Sunday, October 02, 2011

Bank of America $5 debit card fee is a good thing

Hear me out.

First, the Occupy Wall Street protest that has been going on might get the attention from the TV networks and other mainstream media outlets that it deserves. From the coverage I've seen so far they are depicted as anarchists that deserved to be viciously attacked by the NYC police.

The reaction from BoA customers online crashed the company's website.

Smaller banks smell an opprotunity

Bank of America “struck the third rail on this one,’’ said Joe Bartolotta, a spokesman for Eastern Bank, based in Boston. “We think it will be an opportunity to attract new customers. People are fed up with fees.’’

My advice to BoA and other big bank customers is to join a credit union. I didn't even know what a credit was until I joined the Air Force and have been a member of one ever since. The rules for joining have been liberalized over the years thanks in part to former Congressman Paul Kanjorski's efforts. We have been members of the Cross Valley Federal Credit Union for years with no fees on our accounts. Even when I screw up the math in my checking account and overdraw it they just transfer money from savings and charge a $2 fee not $35 that the big banks hit you with.

One of my favorite economics bloggers, Kevin Drum, explains why this is good thing:

Bank Fees Finally Out in the Open

Unfortunately, it's hard to explain why this is, nonetheless, a good thing. But here's the nickel version: the old fees were largely hidden. The new ones aren't. Overdraft fees were deliberately designed to be unpredictable, unforeseen, and primarily aimed at low-income users. Swipe fees were invisible because the credit card industry is effectively a duopoly and prohibits merchants from adding swipe fees to credit card bills. After all, if they did that, consumers might actually see what they were really paying for the privilege of using credit and debit cards.

So yes: the new fees are annoying. But that's a feature, not a bug, because now they're right up front in black and white, which means that consumers will see them and can be properly outraged (or not) by them. This in turn means that the free market has a chance to actually work: consumers will abandon Bank of America if their fees are too high and force them to charge less. Likewise, other banks will compete openly on the size of their fees. In the end, this competition will force fees down to the lowest possible profitable level, which is exactly what competition is supposed to.

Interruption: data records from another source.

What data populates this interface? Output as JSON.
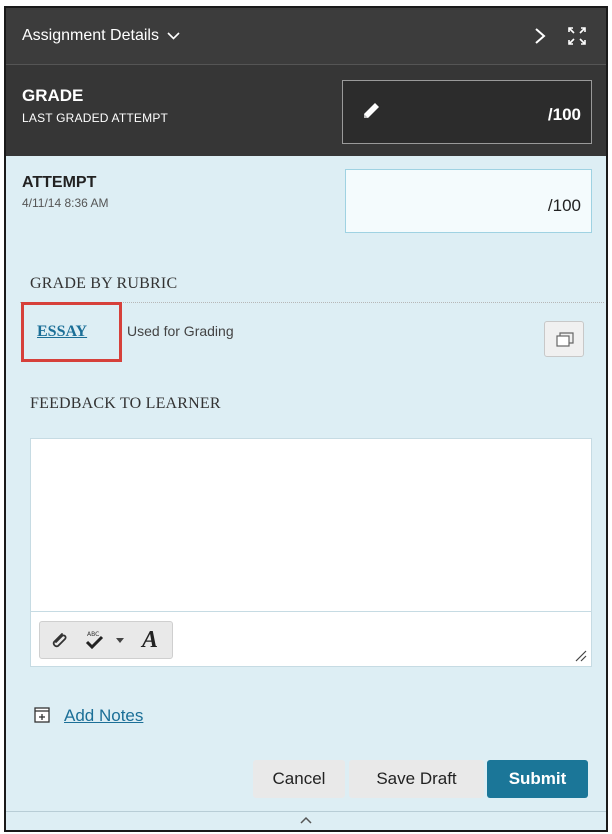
{
  "colors": {
    "header_bg": "#3c3c3c",
    "panel_bg": "#ddeef4",
    "link": "#1b6f97",
    "primary_button": "#1b7698",
    "highlight_border": "#d6403a"
  },
  "header": {
    "title": "Assignment Details",
    "title_icon": "chevron-down-icon",
    "next_icon": "chevron-right-icon",
    "expand_icon": "expand-icon"
  },
  "grade": {
    "title": "GRADE",
    "subtitle": "LAST GRADED ATTEMPT",
    "edit_icon": "pencil-icon",
    "out_of": "/100"
  },
  "attempt": {
    "title": "ATTEMPT",
    "date": "4/11/14 8:36 AM",
    "value": "",
    "out_of": "/100"
  },
  "rubric": {
    "heading": "GRADE BY RUBRIC",
    "name": "ESSAY",
    "status": "Used for Grading",
    "view_icon": "window-icon"
  },
  "feedback": {
    "heading": "FEEDBACK TO LEARNER",
    "text": "",
    "toolbar": {
      "attach_icon": "paperclip-icon",
      "spellcheck_icon": "spellcheck-icon",
      "dropdown_icon": "caret-down-icon",
      "format_label": "A"
    }
  },
  "notes": {
    "label": "Add Notes",
    "icon": "notes-icon"
  },
  "actions": {
    "cancel": "Cancel",
    "save_draft": "Save Draft",
    "submit": "Submit"
  },
  "footer": {
    "collapse_icon": "chevron-up-icon"
  }
}
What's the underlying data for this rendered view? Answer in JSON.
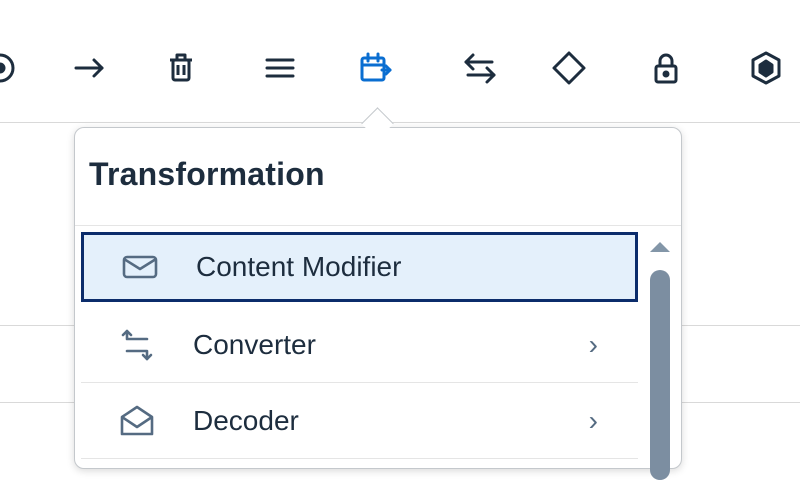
{
  "toolbar": {
    "icons": [
      "circle-partial-icon",
      "arrow-right-icon",
      "trash-icon",
      "menu-icon",
      "transformation-icon",
      "swap-icon",
      "diamond-icon",
      "lock-icon",
      "cube-icon"
    ],
    "active": "transformation-icon",
    "active_color": "#0a6ed1"
  },
  "popover": {
    "title": "Transformation",
    "items": [
      {
        "label": "Content Modifier",
        "icon": "envelope-icon",
        "selected": true,
        "has_submenu": false
      },
      {
        "label": "Converter",
        "icon": "converter-icon",
        "selected": false,
        "has_submenu": true,
        "chevron": "›"
      },
      {
        "label": "Decoder",
        "icon": "open-envelope-icon",
        "selected": false,
        "has_submenu": true,
        "chevron": "›"
      }
    ]
  },
  "colors": {
    "selected_border": "#0b2c6b",
    "selected_bg": "#e4f0fb",
    "icon_gray": "#556b82"
  }
}
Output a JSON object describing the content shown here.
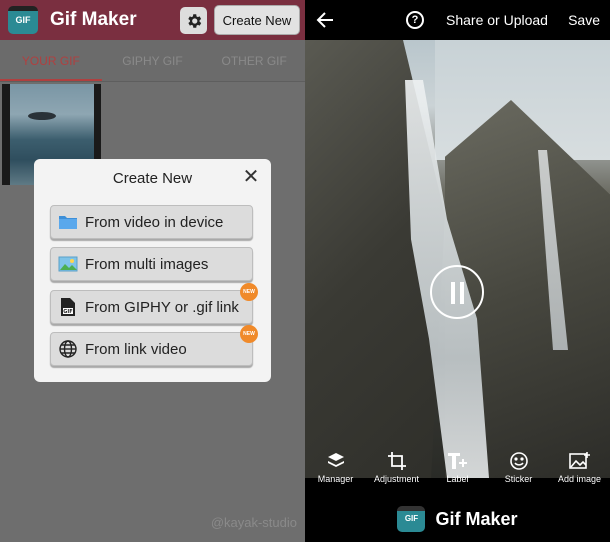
{
  "left": {
    "app_title": "Gif Maker",
    "logo_text": "GIF",
    "create_new_label": "Create New",
    "tabs": [
      {
        "label": "YOUR GIF",
        "active": true
      },
      {
        "label": "GIPHY GIF",
        "active": false
      },
      {
        "label": "OTHER GIF",
        "active": false
      }
    ],
    "watermark": "@kayak-studio"
  },
  "dialog": {
    "title": "Create New",
    "options": [
      {
        "label": "From video in device",
        "icon": "folder-icon",
        "new": false
      },
      {
        "label": "From multi images",
        "icon": "images-icon",
        "new": false
      },
      {
        "label": "From GIPHY or .gif link",
        "icon": "gif-file-icon",
        "new": true
      },
      {
        "label": "From link video",
        "icon": "globe-icon",
        "new": true
      }
    ],
    "badge_text": "NEW"
  },
  "right": {
    "share_label": "Share or Upload",
    "save_label": "Save",
    "help_text": "?",
    "tools": [
      {
        "label": "Manager",
        "icon": "layers-icon"
      },
      {
        "label": "Adjustment",
        "icon": "crop-icon"
      },
      {
        "label": "Label",
        "icon": "text-plus-icon"
      },
      {
        "label": "Sticker",
        "icon": "smiley-icon"
      },
      {
        "label": "Add image",
        "icon": "add-image-icon"
      }
    ],
    "brand_name": "Gif Maker",
    "brand_logo_text": "GIF"
  },
  "colors": {
    "topbar": "#7a2f40",
    "active_tab": "#b04040",
    "new_badge": "#f08a2a",
    "logo": "#2b8a94"
  }
}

Anonymous said...

This is nothing new. The banks are going the way of Airline bag fees. Just takes one bank NOT to charge to move the wave the other way.

Anonymous said...

I also belong to credit unions, in fact two. I have a real roblem with them and that is that they have lost their focus and true purpose. Every time I pass the VA Credit Union on my way to the Mall I cringe when I see how muc money they spent on that building. These credit unions should be operating out of a match box. Their original purpose was to pay members a better rate on their deposits and to len money at a lower rate than banks. Today, in many cases, the banks are easier and better to deal with. Yes, credit union have losts their way and I am no longer a supporter of them.

Anonymous said...

7:19, I agree 100%. I got a better loan rate for my car from the daler and a better mortgage rate from Wachovia.

Anonymous said...

It's true just like any other business banks have a right to make a profit. If you listen to the guy who says we need to go back to smaller banks guess what that would turn that bank into a larger bank wouldn't it, how can you move ahead if you go backwards. Nice try buddy. Will I continue using banks, well of course we all do unless you plan on asking your employer to pay you in cash and stuff it in your mattress. Our most important thing in our lives is our financials and to keep that in order I will pay for those services. 5 dollars get over it, I don't see you canceling your 50 dollar cable bill if your so pinched for cash.